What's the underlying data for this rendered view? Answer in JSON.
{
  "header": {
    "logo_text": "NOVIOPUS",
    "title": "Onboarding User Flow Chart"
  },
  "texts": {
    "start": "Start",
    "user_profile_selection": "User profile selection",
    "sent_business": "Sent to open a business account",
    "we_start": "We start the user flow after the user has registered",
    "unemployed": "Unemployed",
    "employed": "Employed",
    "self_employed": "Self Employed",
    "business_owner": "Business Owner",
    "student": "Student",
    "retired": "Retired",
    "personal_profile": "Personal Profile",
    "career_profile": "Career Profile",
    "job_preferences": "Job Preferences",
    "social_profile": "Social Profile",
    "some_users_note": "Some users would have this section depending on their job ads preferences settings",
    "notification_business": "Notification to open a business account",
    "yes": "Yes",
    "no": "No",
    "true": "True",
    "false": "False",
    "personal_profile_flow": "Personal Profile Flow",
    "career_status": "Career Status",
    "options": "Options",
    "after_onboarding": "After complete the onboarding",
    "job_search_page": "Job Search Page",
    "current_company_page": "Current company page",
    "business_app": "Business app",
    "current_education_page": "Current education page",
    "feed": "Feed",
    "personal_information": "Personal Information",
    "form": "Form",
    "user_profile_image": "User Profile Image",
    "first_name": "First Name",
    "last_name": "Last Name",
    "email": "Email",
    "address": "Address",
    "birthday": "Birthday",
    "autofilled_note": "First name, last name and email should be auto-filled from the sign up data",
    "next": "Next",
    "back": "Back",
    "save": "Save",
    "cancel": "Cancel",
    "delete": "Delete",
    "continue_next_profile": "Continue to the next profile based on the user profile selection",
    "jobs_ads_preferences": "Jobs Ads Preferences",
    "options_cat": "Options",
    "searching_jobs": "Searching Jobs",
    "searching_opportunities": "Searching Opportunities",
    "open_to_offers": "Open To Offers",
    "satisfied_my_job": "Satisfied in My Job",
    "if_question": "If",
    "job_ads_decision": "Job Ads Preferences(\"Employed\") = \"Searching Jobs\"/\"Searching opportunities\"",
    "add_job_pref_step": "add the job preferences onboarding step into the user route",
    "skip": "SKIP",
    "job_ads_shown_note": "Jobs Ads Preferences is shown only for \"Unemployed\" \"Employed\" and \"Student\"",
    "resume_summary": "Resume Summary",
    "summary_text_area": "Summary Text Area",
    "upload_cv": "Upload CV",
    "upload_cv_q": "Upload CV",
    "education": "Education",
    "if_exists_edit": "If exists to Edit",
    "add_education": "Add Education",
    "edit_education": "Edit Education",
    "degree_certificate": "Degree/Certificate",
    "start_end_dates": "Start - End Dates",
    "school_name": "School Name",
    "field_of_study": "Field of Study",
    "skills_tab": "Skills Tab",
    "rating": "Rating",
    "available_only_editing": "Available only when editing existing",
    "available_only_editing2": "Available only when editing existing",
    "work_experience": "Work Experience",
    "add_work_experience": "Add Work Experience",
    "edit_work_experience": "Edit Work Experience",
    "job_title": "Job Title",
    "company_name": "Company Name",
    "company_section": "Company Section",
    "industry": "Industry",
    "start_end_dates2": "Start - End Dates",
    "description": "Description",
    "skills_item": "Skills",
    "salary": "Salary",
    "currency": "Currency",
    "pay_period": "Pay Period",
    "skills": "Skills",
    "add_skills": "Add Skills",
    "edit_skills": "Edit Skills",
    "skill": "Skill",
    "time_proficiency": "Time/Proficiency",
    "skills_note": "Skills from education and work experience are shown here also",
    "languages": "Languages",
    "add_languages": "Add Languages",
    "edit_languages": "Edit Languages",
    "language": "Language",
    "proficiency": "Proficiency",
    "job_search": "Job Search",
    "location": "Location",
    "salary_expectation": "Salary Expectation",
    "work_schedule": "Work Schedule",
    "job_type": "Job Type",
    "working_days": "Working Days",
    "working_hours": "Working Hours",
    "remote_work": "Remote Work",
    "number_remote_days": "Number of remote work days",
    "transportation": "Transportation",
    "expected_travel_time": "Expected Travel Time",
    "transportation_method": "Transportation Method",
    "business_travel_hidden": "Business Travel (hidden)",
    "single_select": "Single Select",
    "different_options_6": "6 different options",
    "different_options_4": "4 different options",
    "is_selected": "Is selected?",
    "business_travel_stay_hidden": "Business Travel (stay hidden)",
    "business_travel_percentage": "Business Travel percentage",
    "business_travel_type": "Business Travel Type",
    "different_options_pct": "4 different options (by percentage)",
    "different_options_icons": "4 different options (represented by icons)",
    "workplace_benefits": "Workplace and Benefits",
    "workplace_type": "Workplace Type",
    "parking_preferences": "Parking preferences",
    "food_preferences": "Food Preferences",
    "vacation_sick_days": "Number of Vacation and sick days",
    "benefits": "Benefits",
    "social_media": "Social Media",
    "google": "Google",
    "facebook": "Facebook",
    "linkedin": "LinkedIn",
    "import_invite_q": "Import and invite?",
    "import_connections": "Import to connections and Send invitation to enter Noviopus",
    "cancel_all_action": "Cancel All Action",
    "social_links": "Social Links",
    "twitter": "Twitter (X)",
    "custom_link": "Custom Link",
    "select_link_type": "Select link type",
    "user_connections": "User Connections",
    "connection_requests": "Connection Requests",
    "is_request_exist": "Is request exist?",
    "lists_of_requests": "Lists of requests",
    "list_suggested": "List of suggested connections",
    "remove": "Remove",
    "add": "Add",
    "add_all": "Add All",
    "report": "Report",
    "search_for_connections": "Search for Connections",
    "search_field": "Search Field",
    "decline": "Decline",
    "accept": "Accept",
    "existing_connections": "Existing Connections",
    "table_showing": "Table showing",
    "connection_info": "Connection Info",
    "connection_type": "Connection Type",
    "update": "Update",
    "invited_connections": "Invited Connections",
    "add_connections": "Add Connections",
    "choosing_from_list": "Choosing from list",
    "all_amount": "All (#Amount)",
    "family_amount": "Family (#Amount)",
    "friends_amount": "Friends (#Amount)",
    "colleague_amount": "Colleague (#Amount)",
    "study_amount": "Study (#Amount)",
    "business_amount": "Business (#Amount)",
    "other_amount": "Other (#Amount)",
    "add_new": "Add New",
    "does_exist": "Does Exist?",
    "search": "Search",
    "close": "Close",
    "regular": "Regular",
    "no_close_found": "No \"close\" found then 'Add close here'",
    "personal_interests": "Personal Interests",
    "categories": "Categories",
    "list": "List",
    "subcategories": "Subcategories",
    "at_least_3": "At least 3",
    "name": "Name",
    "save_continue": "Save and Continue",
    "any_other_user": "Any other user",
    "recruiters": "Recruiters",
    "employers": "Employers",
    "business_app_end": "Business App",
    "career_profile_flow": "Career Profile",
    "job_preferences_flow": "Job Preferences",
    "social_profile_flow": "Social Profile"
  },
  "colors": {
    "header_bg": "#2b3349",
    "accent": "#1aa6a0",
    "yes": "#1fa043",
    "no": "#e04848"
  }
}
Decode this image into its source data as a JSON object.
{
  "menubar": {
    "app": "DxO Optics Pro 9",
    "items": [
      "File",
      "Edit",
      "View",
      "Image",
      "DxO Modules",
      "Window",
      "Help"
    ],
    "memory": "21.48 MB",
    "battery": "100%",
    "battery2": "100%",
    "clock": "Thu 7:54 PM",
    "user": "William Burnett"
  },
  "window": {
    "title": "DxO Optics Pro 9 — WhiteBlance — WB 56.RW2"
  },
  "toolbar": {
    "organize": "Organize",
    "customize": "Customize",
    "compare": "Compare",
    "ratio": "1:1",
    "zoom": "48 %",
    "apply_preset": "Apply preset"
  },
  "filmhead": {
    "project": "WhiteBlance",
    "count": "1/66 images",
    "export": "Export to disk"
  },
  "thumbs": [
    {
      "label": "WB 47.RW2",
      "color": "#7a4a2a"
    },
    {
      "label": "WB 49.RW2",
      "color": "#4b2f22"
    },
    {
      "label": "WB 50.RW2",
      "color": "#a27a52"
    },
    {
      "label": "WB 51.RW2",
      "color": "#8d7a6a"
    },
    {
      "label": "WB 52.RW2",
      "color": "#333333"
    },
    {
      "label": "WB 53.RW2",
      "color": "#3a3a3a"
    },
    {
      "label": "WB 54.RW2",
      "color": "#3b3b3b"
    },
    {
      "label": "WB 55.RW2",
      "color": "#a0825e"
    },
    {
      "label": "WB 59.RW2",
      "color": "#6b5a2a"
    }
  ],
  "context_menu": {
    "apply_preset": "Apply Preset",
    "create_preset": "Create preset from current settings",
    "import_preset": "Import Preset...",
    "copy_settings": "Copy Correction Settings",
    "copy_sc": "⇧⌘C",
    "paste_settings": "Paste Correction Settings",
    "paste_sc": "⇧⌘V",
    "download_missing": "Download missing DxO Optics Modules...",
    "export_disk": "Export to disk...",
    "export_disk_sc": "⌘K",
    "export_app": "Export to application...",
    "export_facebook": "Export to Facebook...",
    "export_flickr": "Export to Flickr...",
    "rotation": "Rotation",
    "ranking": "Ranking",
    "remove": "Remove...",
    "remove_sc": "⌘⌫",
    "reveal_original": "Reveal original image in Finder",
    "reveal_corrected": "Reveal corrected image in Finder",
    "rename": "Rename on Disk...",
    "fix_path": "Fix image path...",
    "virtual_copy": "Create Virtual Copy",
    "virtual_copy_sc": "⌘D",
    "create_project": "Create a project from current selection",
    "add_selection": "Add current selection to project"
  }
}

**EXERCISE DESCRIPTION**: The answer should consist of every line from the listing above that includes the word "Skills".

**TASK OUTPUT**:
    "skills_tab": "Skills Tab",
    "skills_item": "Skills",
    "skills": "Skills",
    "add_skills": "Add Skills",
    "edit_skills": "Edit Skills",
    "skills_note": "Skills from education and work experience are shown here also",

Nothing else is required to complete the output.